WORK TO COMPLETE: Write out every record below exactly as it stands, leaving the pictures out.

(Excerpts from an interface dataset)

-- Opening Marker --

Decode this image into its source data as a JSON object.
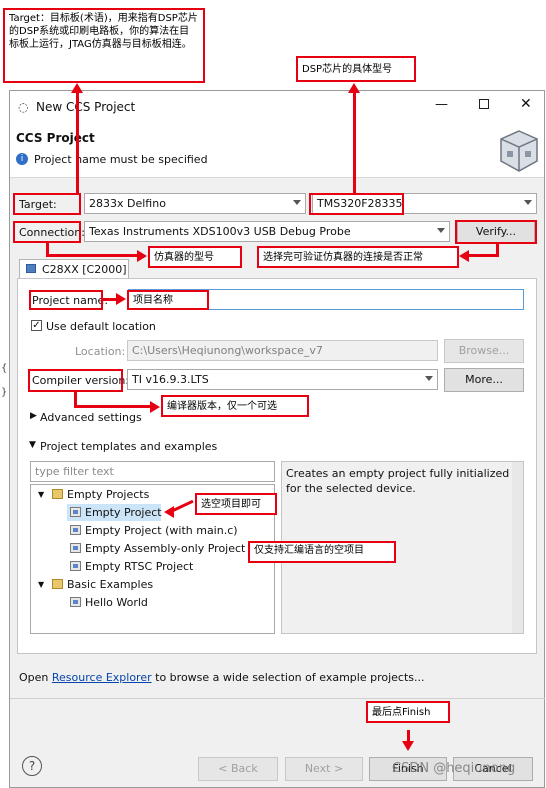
{
  "annotations": {
    "target_note": "Target：目标板(术语)，用来指有DSP芯片的DSP系统或印刷电路板，你的算法在目标板上运行，JTAG仿真器与目标板相连。",
    "dsp_chip_note": "DSP芯片的具体型号",
    "emulator_note": "仿真器的型号",
    "verify_note": "选择完可验证仿真器的连接是否正常",
    "project_name_note": "项目名称",
    "compiler_note": "编译器版本，仅一个可选",
    "empty_project_note": "选空项目即可",
    "assembly_note": "仅支持汇编语言的空项目",
    "finish_note": "最后点Finish"
  },
  "dialog": {
    "title": "New CCS Project",
    "heading": "CCS Project",
    "message": "Project name must be specified"
  },
  "target": {
    "label": "Target:",
    "family": "2833x Delfino",
    "device": "TMS320F28335"
  },
  "connection": {
    "label": "Connection:",
    "value": "Texas Instruments XDS100v3 USB Debug Probe",
    "verify_label": "Verify..."
  },
  "tab": {
    "label": "C28XX [C2000]"
  },
  "project": {
    "name_label": "Project name:",
    "name_value": "",
    "use_default_label": "Use default location",
    "location_label": "Location:",
    "location_value": "C:\\Users\\Heqiunong\\workspace_v7",
    "browse_label": "Browse...",
    "compiler_label": "Compiler version:",
    "compiler_value": "TI v16.9.3.LTS",
    "more_label": "More...",
    "advanced_label": "Advanced settings",
    "templates_label": "Project templates and examples",
    "filter_placeholder": "type filter text"
  },
  "tree": {
    "group1": "Empty Projects",
    "items1": [
      "Empty Project",
      "Empty Project (with main.c)",
      "Empty Assembly-only Project",
      "Empty RTSC Project"
    ],
    "group2": "Basic Examples",
    "items2": [
      "Hello World"
    ]
  },
  "description": "Creates an empty project fully initialized for the selected device.",
  "footer": {
    "open_prefix": "Open",
    "link": "Resource Explorer",
    "open_suffix": "to browse a wide selection of example projects...",
    "back": "< Back",
    "next": "Next >",
    "finish": "Finish",
    "cancel": "Cancel",
    "watermark": "CSDN @heqiunong"
  },
  "colors": {
    "annotation": "#e60012",
    "link": "#0645ad"
  }
}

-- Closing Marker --

EXERCISE ANSWER:
Decode this image into its source data as a JSON object.
{
  "annotations": {
    "target_note": "Target：目标板(术语)，用来指有DSP芯片的DSP系统或印刷电路板，你的算法在目标板上运行，JTAG仿真器与目标板相连。",
    "dsp_chip_note": "DSP芯片的具体型号",
    "emulator_note": "仿真器的型号",
    "verify_note": "选择完可验证仿真器的连接是否正常",
    "project_name_note": "项目名称",
    "compiler_note": "编译器版本，仅一个可选",
    "empty_project_note": "选空项目即可",
    "assembly_note": "仅支持汇编语言的空项目",
    "finish_note": "最后点Finish"
  },
  "dialog": {
    "title": "New CCS Project",
    "heading": "CCS Project",
    "message": "Project name must be specified"
  },
  "target": {
    "label": "Target:",
    "family": "2833x Delfino",
    "device": "TMS320F28335"
  },
  "connection": {
    "label": "Connection:",
    "value": "Texas Instruments XDS100v3 USB Debug Probe",
    "verify_label": "Verify..."
  },
  "tab": {
    "label": "C28XX [C2000]"
  },
  "project": {
    "name_label": "Project name:",
    "name_value": "",
    "use_default_label": "Use default location",
    "location_label": "Location:",
    "location_value": "C:\\Users\\Heqiunong\\workspace_v7",
    "browse_label": "Browse...",
    "compiler_label": "Compiler version:",
    "compiler_value": "TI v16.9.3.LTS",
    "more_label": "More...",
    "advanced_label": "Advanced settings",
    "templates_label": "Project templates and examples",
    "filter_placeholder": "type filter text"
  },
  "tree": {
    "group1": "Empty Projects",
    "items1": [
      "Empty Project",
      "Empty Project (with main.c)",
      "Empty Assembly-only Project",
      "Empty RTSC Project"
    ],
    "group2": "Basic Examples",
    "items2": [
      "Hello World"
    ]
  },
  "description": "Creates an empty project fully initialized for the selected device.",
  "footer": {
    "open_prefix": "Open",
    "link": "Resource Explorer",
    "open_suffix": "to browse a wide selection of example projects...",
    "back": "< Back",
    "next": "Next >",
    "finish": "Finish",
    "cancel": "Cancel",
    "watermark": "CSDN @heqiunong"
  },
  "colors": {
    "annotation": "#e60012",
    "link": "#0645ad"
  }
}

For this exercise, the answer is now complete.